Healthy Relationships - The Foundations

Healthy Relationships - The Foundations

leaf image“Whether we draw from counselling, psychology or theology there are common understandings that underlie healthy relationships,” according to Dr. Helen Noh, University College and Seminary Assistant Professor of Counselling Psychology. Healthy relationships are central to why we exist. God, who in the Trinity is relational, created us in His image for a loving relationship with Him. We have been created to be relational.

What makes a relationship healthy is when there is an underlying sense of authenticity. It is to know a person and to be known by a person. In his book Connecting, Dr. Larry Crabb’s research shows that we long for authentic relationships to know and affirm one another’s differences while building a sense of connection. Building an authentic connection includes knowing and supporting each other’s strengths, weaknesses, differences and similarities. This relates to marriage, romantic relationships and to all relationships with friends, family and co-workers.
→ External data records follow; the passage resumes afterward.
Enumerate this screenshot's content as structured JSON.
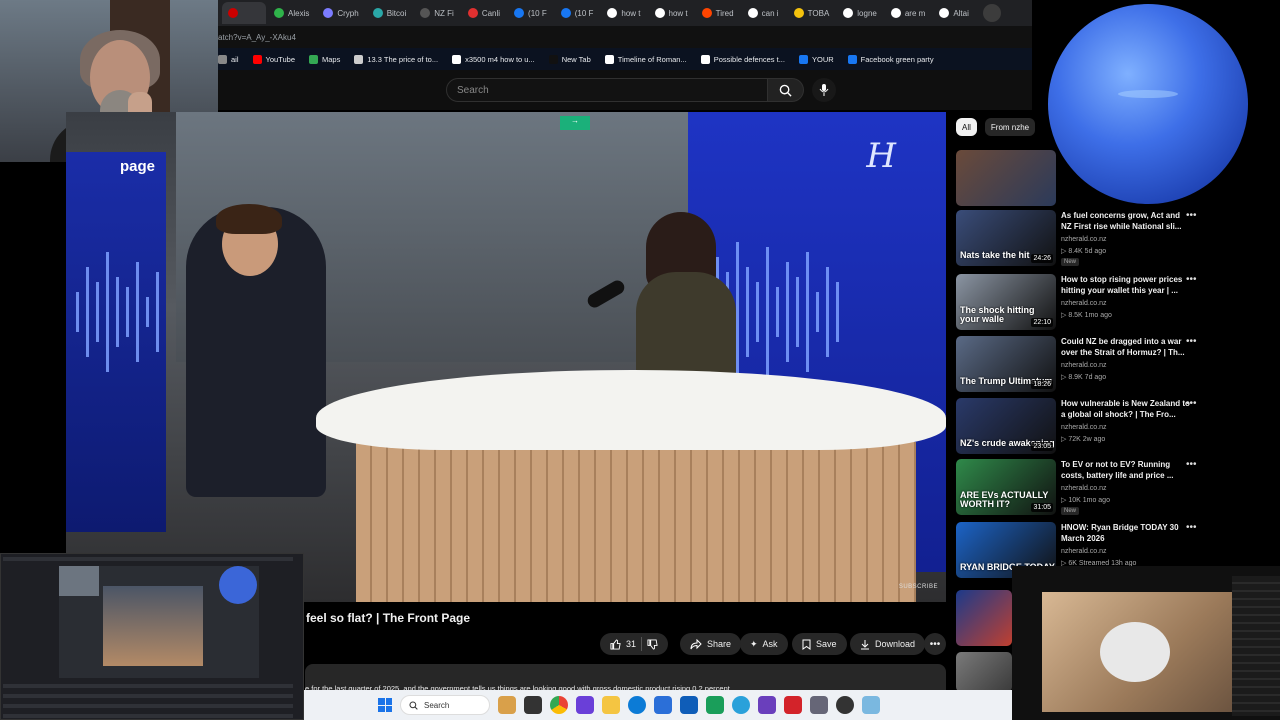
{
  "browser": {
    "tabs": [
      {
        "label": "",
        "color": "#cc0000",
        "active": true
      },
      {
        "label": "Alexis",
        "color": "#2fb34a"
      },
      {
        "label": "Cryph",
        "color": "#7c7cff"
      },
      {
        "label": "Bitcoi",
        "color": "#2aa7a7"
      },
      {
        "label": "NZ Fi",
        "color": "#555555"
      },
      {
        "label": "Canli",
        "color": "#e03030"
      },
      {
        "label": "(10 F",
        "color": "#1877f2"
      },
      {
        "label": "(10 F",
        "color": "#1877f2"
      },
      {
        "label": "how t",
        "color": "#ffffff"
      },
      {
        "label": "how t",
        "color": "#ffffff"
      },
      {
        "label": "Tired",
        "color": "#ff4500"
      },
      {
        "label": "can i",
        "color": "#ffffff"
      },
      {
        "label": "TOBA",
        "color": "#f4c20d"
      },
      {
        "label": "logne",
        "color": "#ffffff"
      },
      {
        "label": "are m",
        "color": "#ffffff"
      },
      {
        "label": "Altai",
        "color": "#ffffff"
      }
    ],
    "url": "atch?v=A_Ay_-XAku4",
    "bookmarks": [
      {
        "label": "ail",
        "color": "#888888"
      },
      {
        "label": "YouTube",
        "color": "#ff0000"
      },
      {
        "label": "Maps",
        "color": "#34a853"
      },
      {
        "label": "13.3 The price of to...",
        "color": "#cccccc"
      },
      {
        "label": "x3500 m4 how to u...",
        "color": "#ffffff"
      },
      {
        "label": "New Tab",
        "color": "#111111"
      },
      {
        "label": "Timeline of Roman...",
        "color": "#ffffff"
      },
      {
        "label": "Possible defences t...",
        "color": "#ffffff"
      },
      {
        "label": "YOUR",
        "color": "#1877f2"
      },
      {
        "label": "Facebook green party",
        "color": "#1877f2"
      }
    ]
  },
  "youtube": {
    "search_placeholder": "Search",
    "video": {
      "watermark": "H",
      "page_logo": "page",
      "subscribe_overlay": "SUBSCRIBE",
      "sign_text": "→"
    },
    "title": "feel so flat? | The Front Page",
    "actions": {
      "likes": "31",
      "share": "Share",
      "ask": "Ask",
      "save": "Save",
      "download": "Download"
    },
    "description": "e for the last quarter of 2025, and the government tells us things are looking good with gross domestic product rising 0.2 percent",
    "chips": [
      "All",
      "From nzhe"
    ],
    "recommendations": [
      {
        "title": "As fuel concerns grow, Act and NZ First rise while National sli...",
        "channel": "nzherald.co.nz",
        "meta": "▷ 8.4K  5d ago",
        "badge": "New",
        "duration": "24:26",
        "caption": "Nats take the hit",
        "thumb": "#3a4d7a"
      },
      {
        "title": "How to stop rising power prices hitting your wallet this year | ...",
        "channel": "nzherald.co.nz",
        "meta": "▷ 8.5K  1mo ago",
        "badge": "",
        "duration": "22:10",
        "caption": "The shock hitting your walle",
        "thumb": "#8b95a3"
      },
      {
        "title": "Could NZ be dragged into a war over the Strait of Hormuz? | Th...",
        "channel": "nzherald.co.nz",
        "meta": "▷ 8.9K  7d ago",
        "badge": "",
        "duration": "18:26",
        "caption": "The Trump Ultimatum",
        "thumb": "#5a6a86"
      },
      {
        "title": "How vulnerable is New Zealand to a global oil shock? | The Fro...",
        "channel": "nzherald.co.nz",
        "meta": "▷ 72K  2w ago",
        "badge": "",
        "duration": "23:05",
        "caption": "NZ's crude awakening",
        "thumb": "#2a3a6a"
      },
      {
        "title": "To EV or not to EV? Running costs, battery life and price ...",
        "channel": "nzherald.co.nz",
        "meta": "▷ 10K  1mo ago",
        "badge": "New",
        "duration": "31:05",
        "caption": "ARE EVs ACTUALLY WORTH IT?",
        "thumb": "#2f8a4a"
      },
      {
        "title": "HNOW: Ryan Bridge TODAY 30 March 2026",
        "channel": "nzherald.co.nz",
        "meta": "▷ 6K  Streamed 13h ago",
        "badge": "",
        "duration": "",
        "caption": "RYAN BRIDGE TODAY",
        "thumb": "#1c64c8"
      }
    ]
  },
  "taskbar": {
    "search": "Search"
  },
  "colors": {
    "accent": "#1a73e8",
    "background": "#0f0f0f"
  }
}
Dr. Gary Chapman emphasizes the concept of really knowing each other by describing different love languages. He identifies many different ways that we express and receive love. In relationships, misunderstandings can arise when we express love in a way that other people cannot understand. It is important to understand each other’s love languages so we can communicate in ways that will be understood.

Understanding is based on communication. Dr. John Gottman, a key researcher in healthy relationships, analyzed the ways in which people communicate. He found that the way we start a conversation often sets the direction of the conversation and even of the relationship itself. Dr. Gottman suggests a variety of ways to communicate that will build up a relationship, such as using supportive and understanding words and listening. He also shows how communication can tear down a relationship, including the dangers of criticizing, attacking a person’s character, stonewalling, disengaging, communication breakdown or flooding the communication in the midst of conflict. The main components of communication that build up or tear down are what we say and what we hear.

One key to creating intimacy in any relationship is active listening. That is, listening that seeks to truly hear the person, to understand his or her perspective and to communicate back what you understood. Another key to intimacy is creating a safe, trusting place for someone to share who they are and still be accepted even with differences and weaknesses.
Within those safe places, differences in character need to be acknowledged and dealt with, as they often lead to conflict. When sin entered the Garden of Eden, Adam and Eve covered themselves up with fig leaves in shame. Within our relationships we can cover our authentic characteristics with ‘fig leaves’ because we believe that we will not be accepted for who we truly are. Fear of shame and disrespect stops us from developing safe and trusting environments.

Being authentic, actively listening and supporting one another’s strengths and weaknesses are all components of healthy relationships that we can embrace. In these safe and trusting environments we can truly be relational, the way we were created to be.